Oslo Summer School in Comparative Social Science Studies 2018
Introduction to Agent-based Modeling and Computing
Professor Robert Axtell, Department of Computational and Data Sciences, College of Science, Department of Economics, College of Humanities and Social Sciences Center for Social Complexity, Krasnow Institute for Advanced Study, George Mason University, USA
Course dates: 23 - 27 July 2018
Main disciplines: Economics, Sociology, Data Science
Political Science, Research Methodology
Course Credits: 10 pts (ECTS)
Limitation: 25 participants
Course objectives / learning outcome

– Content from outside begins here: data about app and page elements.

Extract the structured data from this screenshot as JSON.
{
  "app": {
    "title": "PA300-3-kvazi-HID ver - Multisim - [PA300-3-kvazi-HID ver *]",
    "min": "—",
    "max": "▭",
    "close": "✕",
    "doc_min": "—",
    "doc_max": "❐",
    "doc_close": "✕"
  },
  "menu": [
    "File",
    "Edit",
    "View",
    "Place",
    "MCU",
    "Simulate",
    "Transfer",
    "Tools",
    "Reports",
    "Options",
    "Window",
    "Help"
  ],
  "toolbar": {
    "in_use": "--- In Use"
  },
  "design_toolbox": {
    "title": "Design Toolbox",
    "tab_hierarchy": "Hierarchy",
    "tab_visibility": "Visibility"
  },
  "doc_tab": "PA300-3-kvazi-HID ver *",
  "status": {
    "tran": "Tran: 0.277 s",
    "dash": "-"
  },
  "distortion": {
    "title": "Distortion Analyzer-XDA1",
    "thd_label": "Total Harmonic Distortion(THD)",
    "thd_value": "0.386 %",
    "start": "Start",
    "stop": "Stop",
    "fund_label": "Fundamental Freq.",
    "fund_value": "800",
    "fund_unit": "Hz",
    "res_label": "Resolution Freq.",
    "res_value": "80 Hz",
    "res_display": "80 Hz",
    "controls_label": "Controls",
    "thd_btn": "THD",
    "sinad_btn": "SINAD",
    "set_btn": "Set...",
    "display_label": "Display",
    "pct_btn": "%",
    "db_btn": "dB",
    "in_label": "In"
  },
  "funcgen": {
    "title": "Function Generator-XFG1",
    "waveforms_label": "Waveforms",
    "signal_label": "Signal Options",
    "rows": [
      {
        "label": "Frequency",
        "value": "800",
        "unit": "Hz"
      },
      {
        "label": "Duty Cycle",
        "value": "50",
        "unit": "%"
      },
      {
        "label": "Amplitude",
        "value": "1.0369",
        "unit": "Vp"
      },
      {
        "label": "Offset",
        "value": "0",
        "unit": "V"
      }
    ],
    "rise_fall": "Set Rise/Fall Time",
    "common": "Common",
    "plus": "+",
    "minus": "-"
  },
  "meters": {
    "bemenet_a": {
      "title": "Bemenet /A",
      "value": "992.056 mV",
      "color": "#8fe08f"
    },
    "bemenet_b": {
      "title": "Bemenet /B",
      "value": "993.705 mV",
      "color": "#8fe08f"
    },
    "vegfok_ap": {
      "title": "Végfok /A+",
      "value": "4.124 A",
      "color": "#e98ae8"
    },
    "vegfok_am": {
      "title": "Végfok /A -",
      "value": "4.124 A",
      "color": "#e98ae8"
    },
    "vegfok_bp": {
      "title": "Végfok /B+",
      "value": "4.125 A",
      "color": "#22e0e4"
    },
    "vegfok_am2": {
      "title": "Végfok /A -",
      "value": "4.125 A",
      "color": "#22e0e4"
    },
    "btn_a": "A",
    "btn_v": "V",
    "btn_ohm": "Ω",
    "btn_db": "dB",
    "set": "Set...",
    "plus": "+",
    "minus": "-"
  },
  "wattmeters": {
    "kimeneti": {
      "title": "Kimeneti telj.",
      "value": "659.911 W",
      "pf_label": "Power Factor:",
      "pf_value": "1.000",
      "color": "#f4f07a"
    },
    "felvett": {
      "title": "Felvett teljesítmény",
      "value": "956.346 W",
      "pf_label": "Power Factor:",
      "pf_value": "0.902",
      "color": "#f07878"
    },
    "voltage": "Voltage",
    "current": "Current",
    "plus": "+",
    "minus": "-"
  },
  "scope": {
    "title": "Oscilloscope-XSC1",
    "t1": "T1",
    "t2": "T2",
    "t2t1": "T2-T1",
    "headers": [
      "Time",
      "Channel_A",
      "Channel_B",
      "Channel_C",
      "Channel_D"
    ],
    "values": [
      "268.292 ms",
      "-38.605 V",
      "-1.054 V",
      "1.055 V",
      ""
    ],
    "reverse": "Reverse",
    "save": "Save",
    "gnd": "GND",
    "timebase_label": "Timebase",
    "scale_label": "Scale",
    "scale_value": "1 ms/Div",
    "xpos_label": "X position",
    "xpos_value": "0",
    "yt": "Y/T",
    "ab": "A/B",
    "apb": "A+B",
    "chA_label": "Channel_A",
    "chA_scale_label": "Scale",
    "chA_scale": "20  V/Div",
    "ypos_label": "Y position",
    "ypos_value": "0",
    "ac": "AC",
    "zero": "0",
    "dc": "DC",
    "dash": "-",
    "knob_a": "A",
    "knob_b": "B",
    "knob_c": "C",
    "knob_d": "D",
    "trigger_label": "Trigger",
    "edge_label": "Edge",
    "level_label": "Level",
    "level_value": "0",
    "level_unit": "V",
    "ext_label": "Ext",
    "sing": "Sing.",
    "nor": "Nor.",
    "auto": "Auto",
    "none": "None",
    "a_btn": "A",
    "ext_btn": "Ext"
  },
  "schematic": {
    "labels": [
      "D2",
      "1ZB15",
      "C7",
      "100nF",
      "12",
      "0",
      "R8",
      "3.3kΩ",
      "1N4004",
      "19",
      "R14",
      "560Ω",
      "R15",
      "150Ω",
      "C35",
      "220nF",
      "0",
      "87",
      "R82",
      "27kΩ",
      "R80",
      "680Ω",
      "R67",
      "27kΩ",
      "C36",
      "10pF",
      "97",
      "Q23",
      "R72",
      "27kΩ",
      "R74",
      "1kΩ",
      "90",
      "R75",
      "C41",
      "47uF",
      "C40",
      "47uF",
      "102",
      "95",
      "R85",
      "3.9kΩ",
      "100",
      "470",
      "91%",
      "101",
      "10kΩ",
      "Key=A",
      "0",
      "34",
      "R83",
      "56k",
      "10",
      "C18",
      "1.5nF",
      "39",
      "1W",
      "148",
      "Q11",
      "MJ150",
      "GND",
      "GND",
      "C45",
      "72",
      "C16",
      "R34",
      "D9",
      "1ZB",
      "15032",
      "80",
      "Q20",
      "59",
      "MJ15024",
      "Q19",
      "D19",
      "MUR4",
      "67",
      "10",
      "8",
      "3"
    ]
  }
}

This course is designed to introduce social scientists (economists, political scientists, sociologists, anthropologists, finance students, linguists, etc.) to the emerging paradigm of agent-based modeling (ABM), in which each individual in a social system is represented as a distinct software object.
These objects, called agents, have internal data (states) and methods (rules of behavior) and interact directly with one another according to behavioral rules. From specific initial conditions such models move forward in time through agent interactions and social structures emerge, from market-clearing prices to behavioral norms and social conventions. This ‘bottom-up’ perspective on social phenomena contrasts with so-called ‘representative agent’ formulations common in economics and are a principled way to study collective behavior in sociology, for instance. Agents in ABMs can be arbitrarily heterogeneous in contrast to game theory where typically only a few agent ‘types’ are permitted. Agents typically have heterogeneous information and are boundedly rational. Since agent interactions generally give rise to social networks there is a definite sense in which ABM generalizes social network theory, permitting the study of truly dynamic networks.
Furthermore, while it is common for ABMs to yield steady-states at the aggregate, social level, these are often accompanied by perpetual flux and novelty at the agent level, meaning Nash equilibria and other ‘solution concepts’ from conventional game theory are of limited relevance. We will illustrate all of the above through a series of progressively more complex models, some of which are grounded in micro-data.
Students will learn how to manipulate existing ABMs as well as how to program such models from scratch. While some familiarity with computer programming will be helpful for this course, a user-friendly software package, NetLogo, will be used extensively and students new to programming usually find it easy to learn.
LECTURE OUTLINE (draft)
Session 1: Agent-based modeling (ABM) in the social sciences
Session 2: Software for agent-based modeling
Session 3: A simple agent-based model: zero-intelligence traders
Session 4: Applications of ABMs in economics, finance, game theory, and related disciplines
Session 5: Agents create social networks and applications of ABMs in sociology
Session 6: Agent heterogeneity, big data in the social sciences, and synthetic populations
Session 7: Specifying agent behavior: incorporating laboratory data into ABMs
Session 8: Large-scale models (millions of agents or more)
Session 9: Calibration, estimation, verification, and validation of ABMs
Session 10: Advanced topics, based on student interest: agent activation regimes, applications in anthropology/archaeology, relation of ABMs to cellular automata and interacting particle systems, macroeconomic modeling using ABMs, applications of ABMs in politics, computational statistics and ABMs, commercial applications of ABMS, or complex systems and ABMs
Professor Robert Axtell earned an interdisciplinary Ph.D. degree at Carnegie Mellon University, where he studied computing, social science, and public policy. His teaching and research involves computational and mathematical modeling of social and economic processes. Specifically, he works at the intersection of multi-agent systems computer science and the social sciences, building so-called agent-based models for a variety of market and non-market phenomena.
His research has been published in the leading scientific journals, including Science and the Proceedings of the National Academy of Sciences, USA, and reprised in Nature, and has appeared in top disciplinary journals (e.g., American Economic Review, Computational and Mathematical Organization Theory, Economic Journal), in general interest journals (e.g., PLOS One) and in specialty journals (e.g., Journal of Regulatory Economics, Technology Forecasting and Social Change.)